And then yesterday I read about the stupid, senseless shootings in Arizona. Six people dead including a 9 years and a federal judge, and a sitting congresswoman shot in the head. My first reaction was almost nausea. I lit a candle on the TrueMajority website. I wrote a note. I read the AP article. I found myself praying not only for the victims and their families, but also for the young man who committed these heinous acts – praying for a healing of the hurt in him, and in others who are like him — healing before something similar and equally as painful and appalling happens again. I suspect that admission is not going to win me friends and help me influence people.
But, God has not yet met with 100% success. I still harbor anger toward those who foster hateful and divisive rhetoric to advance their politics (not just the real fringies, but the T-Party and way too many Republican politicians, and Ms. Palin, just to name a few.) These are the same folks who cry out for respect for officials while fostering campaigns that encourage folks to “take aim” at others, and do so with visualizations such as gun sights. I’m still having trouble praying for those folks… even though I suppose that come under that umbrella of healing things before another tragedy occurs.
Today’s 2nd reading at mass, reminds us that God is discriminates far less than we do… it reminds us that Jesus, after His baptism, when about healing ALL those oppressed by the devil… if He did that, then, I suppose I must be open to praying for those who perpetuate these senseless crimes and those who perpetuate the attitudes that encourage others to carry out these acts.
Note: the reading is from Acts of the Apostles 10:34-38.
Peter proceeded to speak and said: Rather, in every nation whoever fears him and acts uprightly is acceptable to him. You know the word (that) he sent to the Israelites as he proclaimed peace through Jesus Christ, who is Lord of all, what has happened all over Judea, beginning in Galilee after the baptism that John preached, how God anointed Jesus of Nazareth with the holy Spirit and power.
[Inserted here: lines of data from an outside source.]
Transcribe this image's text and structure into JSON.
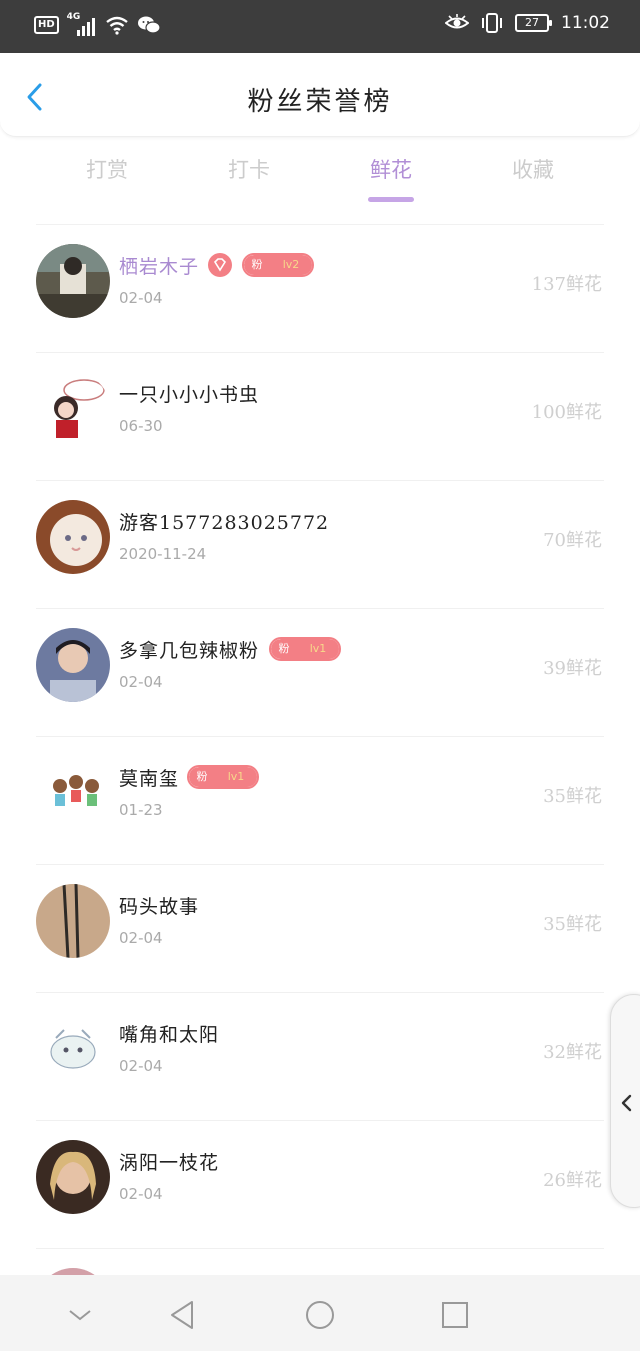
{
  "status_bar": {
    "hd": "HD",
    "network": "4G",
    "battery": "27",
    "time": "11:02"
  },
  "header": {
    "title": "粉丝荣誉榜"
  },
  "tabs": [
    {
      "label": "打赏",
      "active": false
    },
    {
      "label": "打卡",
      "active": false
    },
    {
      "label": "鲜花",
      "active": true
    },
    {
      "label": "收藏",
      "active": false
    }
  ],
  "badge_fan_label": "粉",
  "accent_color": "#b18fd6",
  "badge_color": "#f37f85",
  "list": [
    {
      "name": "栖岩木子",
      "date": "02-04",
      "count": "137鲜花",
      "badge": "lv2",
      "diamond": true
    },
    {
      "name": "一只小小小书虫",
      "date": "06-30",
      "count": "100鲜花",
      "badge": null,
      "diamond": false
    },
    {
      "name": "游客1577283025772",
      "date": "2020-11-24",
      "count": "70鲜花",
      "badge": null,
      "diamond": false
    },
    {
      "name": "多拿几包辣椒粉",
      "date": "02-04",
      "count": "39鲜花",
      "badge": "lv1",
      "diamond": false
    },
    {
      "name": "莫南玺",
      "date": "01-23",
      "count": "35鲜花",
      "badge": "lv1",
      "diamond": false
    },
    {
      "name": "码头故事",
      "date": "02-04",
      "count": "35鲜花",
      "badge": null,
      "diamond": false
    },
    {
      "name": "嘴角和太阳",
      "date": "02-04",
      "count": "32鲜花",
      "badge": null,
      "diamond": false
    },
    {
      "name": "涡阳一枝花",
      "date": "02-04",
      "count": "26鲜花",
      "badge": null,
      "diamond": false
    }
  ],
  "icons": {
    "back": "chevron-left-icon",
    "side": "chevron-left-icon",
    "nav": [
      "chevron-down-icon",
      "back-triangle-icon",
      "home-circle-icon",
      "recents-square-icon"
    ]
  }
}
He went about doing good and healing all those oppressed by the devil, for God was with him.